I thought I’d write down my share from this evenings SAA meeting. Our topic for the evening was about ‘progression’.
My initial reaction was ‘WFT am I going to talk about..?’ But as the others started sharing my own thoughts started to come together.
It’s truly amazing the power that I experience in those rooms. It’s why I know that I just need to keep going back, even when I’m feeling good, because there is such courage and honesty each and every time that it helps keep me real and grounded.
I was going to talk about my progress over the last 3 weeks as I’m now 3 weeks and 1 day clean (SAA) and 3 weeks sober (AA). The more people spoke, the more I realised that I needed to share my understanding of these illnesses as progressive.
I’ve never done hard drugs in my life. I think part of the reason for this is that I’m too afraid of losing my mind whilst under the influence. I also think that deep down part of me has always truly and honestly known I’m an addict. It is said that one shot of heroin is enough to get you hooked for life and whilst I’ve always believed people are weak and stupid for taking hard drugs, I think part of me knows that if I ever did, then it’s, game over. I’m no different from the heroin addict, the coke addict or the gambler.
I have been very weak and I have been very stupid.
I am an addict.
I will always be an addict.
But rather than seeing part of me as an addict, I’ve chosen to embrace my addict. I accept my addict. I love my addict. At the end of the day the addict isn’t someone or something else. It’s me. I am all of me and to separate myself is to create conflict. I am whole and when I am whole I am at peace.
The real &%*er about sex addiction and to some degree alcohol addiction (and definitely depression) is that they are progressive illnesses. You don’t realise that what you are doing is harmful until your perspective on reality is so warped that you end up lying to yourself about who you really are.

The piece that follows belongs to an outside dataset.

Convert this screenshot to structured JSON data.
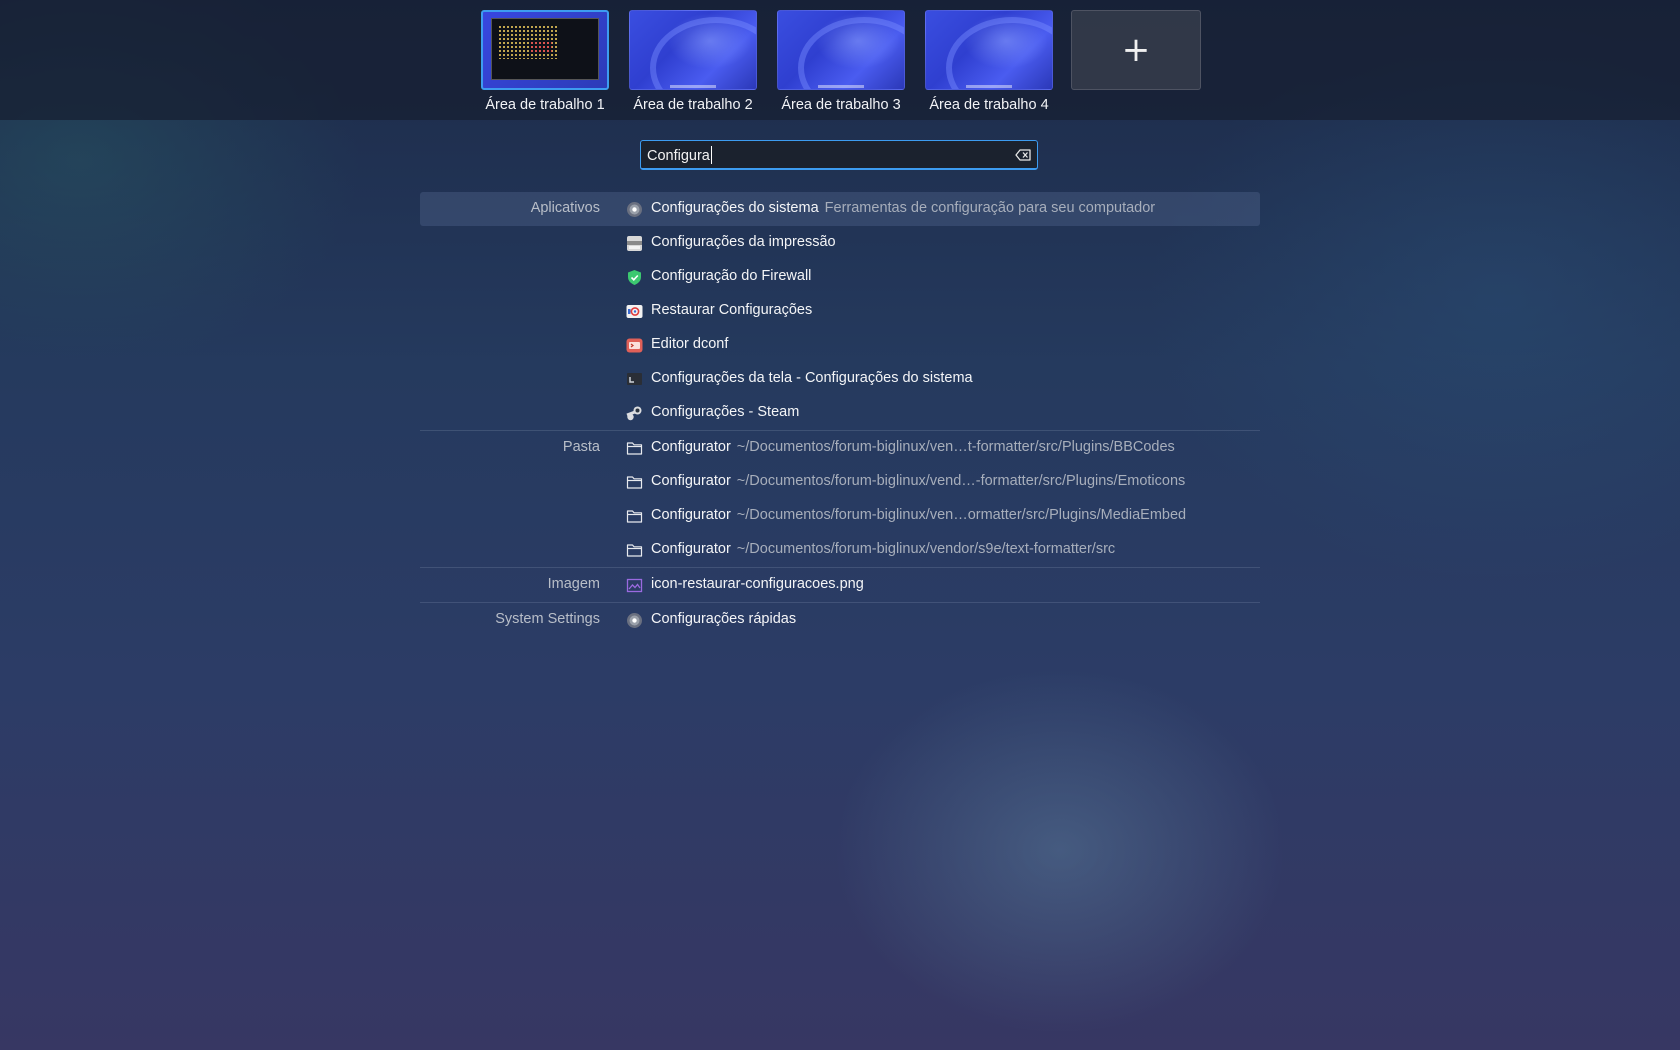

My sex addiction probably started at the age of about 6 when I found a single page of hard core pornography. From that point on the addiction progressed slowly over decades. I would have periods of sobriety, or at least I thought they were. The problem was I was still objectifying and fantasising over women, even though I wasn’t looking at porn or masturbating compulsively. My mind was slowly conditioning itself, but I told myself I was normal, that my thoughts and behaviour were just normal male thoughts and behaviour.
I would then have periods or really bad sex addiction, where I would become obsessed with pornography, masturbating and sex.

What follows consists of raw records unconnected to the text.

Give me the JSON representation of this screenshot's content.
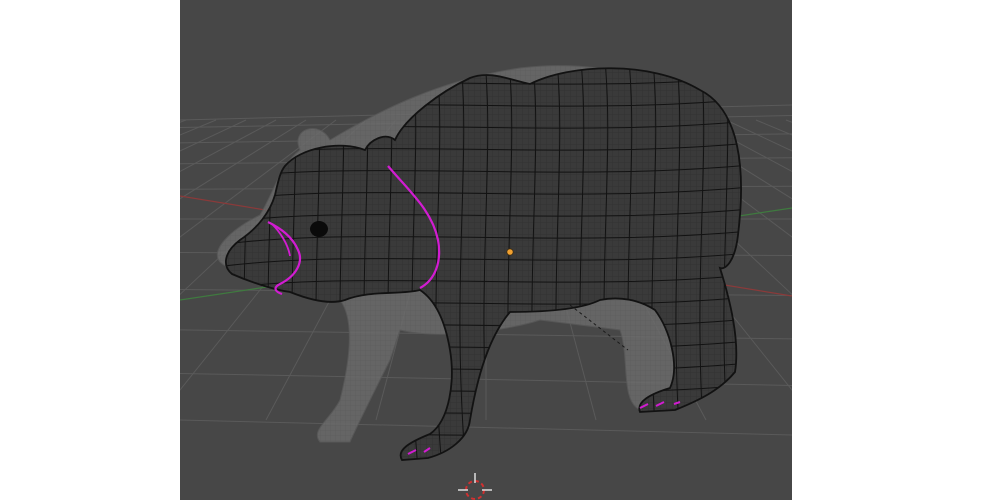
{
  "viewport": {
    "background": "#474747",
    "grid_color": "#5a5a5a",
    "x_axis_color": "#8a3a3a",
    "y_axis_color": "#3f7a3f",
    "mesh_fill": "#3a3a3a",
    "mesh_wire": "#121212",
    "ghost_fill": "#6b6b6b",
    "seam_color": "#d21cd2",
    "origin_color": "#f0a030",
    "cursor_color": "#e8e8e8",
    "cursor_accent": "#d03030"
  },
  "icons": {
    "cursor": "3d-cursor-icon",
    "origin": "object-origin-icon"
  }
}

The same thing happened with alcohol. I started drinking at about 14 and it wasn’t a problem. By the age of 15-16 I was getting blind drunk every Friday and Saturday, but again this was normal. All my friends did it. Heck my parents liked a drink. Drinking is normal. It’s only after years of conditioning that I now realise how dependent I had become on both alcohol and sex as coping mechanisms for my underlying fear, anxiety and depression.
Because the illness progresses so slowly you don’t see it coming. It was only when I met my last girlfriend that I began to realised how messed up I really was. She actually knew me better than I knew myself for just about all of our relationship.
I had been lying to myself for so long that I had truly forgotten who I was. Because she was so kind and tried to help me, I began to admit that I had a problem. I was so lost that I didn’t know what was wrong with me. The doctor told me I had serve depression. That was as good a place as any to start with.
I have often wondered why we met. What was the point? What was the meaning behind our chance encounter?
Writing this just now it has come to me. If I had not met her, I would not be where I am today. I don’t want to take any of the credit away from all the hard work that I have done on my own this last year, but I know now that if I had never met her, I would still be suffering.
She could see what I could not. She did enough to make me realise that I had bigger problems than I was willing to admit. She also made me want to get better. I wanted to get better so that I could prove that I really am a great guy, without having to lie, manipulate or control anyone any more.
I used to be a great guy, many years ago, but this %&$*ing progressive illness takes a hold of you and slowly drains you of all your self esteem and confidence until you are just a hollow shell of a person.
My lesson for today is a reminder that this is a progressive illness. Like that one cigarette that eventually leads to a daily habit, objectification and fantasy will lead to sexy images, which will lead to pornography, which will lead to masturbation and eventually pain and suffering.
The same is to be said for drink. One drink won’t kill me, but it will open the door to me drinking more and more until I’m acting out and drinking to feel good about myself.
For today I am grateful that I am safe, clean and sober.
One step at a time, one day at a time.